All goes according to plan until Wilhelm runs out of ammunition; he must then return to the forest to find Peg Leg to acquire one more bullet. On his wedding day, he must prove his marksmanship by shooting a white dove, but instead of finding its target, the bullet deviates from its flight and kills Kathchen. Wilhelm, realizing he has been betrayed by Peg Leg, goes insane and is carted off to an asylum.
Nothing is understated in this avante-garde production. While the show’s cynical premise may seem dark, it’s played as a surreal, bacchanalian farce with some sharp gallows humour and despite its predictably tragic ending, Black Rider lifts its audience up rather than bringing it down.
Michael Scholar, Jr. is masterfully camp as the slick, villainous Peg Leg. His roguish rendition of "Just the Right Bullets" was one of the show’s highlights. After seeing his performance, it’s impossible to imagine a fragile Marianne Faithfull as the choice for this role in the London production. Rachael Johnston and Kevin Corey were terrifically unconventional as the ill-fated lovers. Their wild performance of the show-stopping "The Briar and the Rose" was highly entertaining.
The excellent musical ensemble, Devil's Rubato Band, featuring accomplished musicians Jeff Unger (piano), Corrine Kessel (trombone, clarinet, and accordion), and Dale Ladouceur (bass) played in full view of the audience complete with production make-up. Their interpretation of Waits’s quirky score provided a novel carnival atmosphere. Kessel, who has been connected with Black Rider since its inception, gets a chance to ham it up on stage as the Messenger.
The stark set design consisting only of three full height panels, intended to represent blood-red drapes adheres to November Theatre’s minimalist aesthetic.
Black Rider:The Casting of the Magic Bullets is both expressive and expressionistic.
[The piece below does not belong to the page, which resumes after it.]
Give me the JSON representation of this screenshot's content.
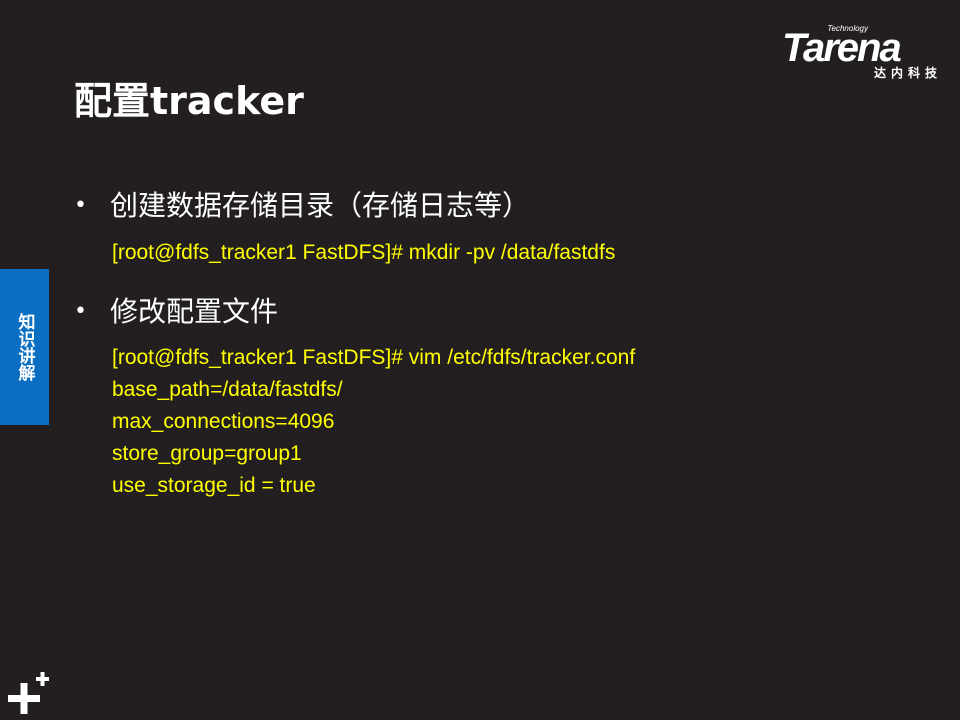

Robert Wilson’ theatrical style, Tom Waits’s songs, and William S. Burroughs’ book have combined to create a tour de force.
© 2008 John Jane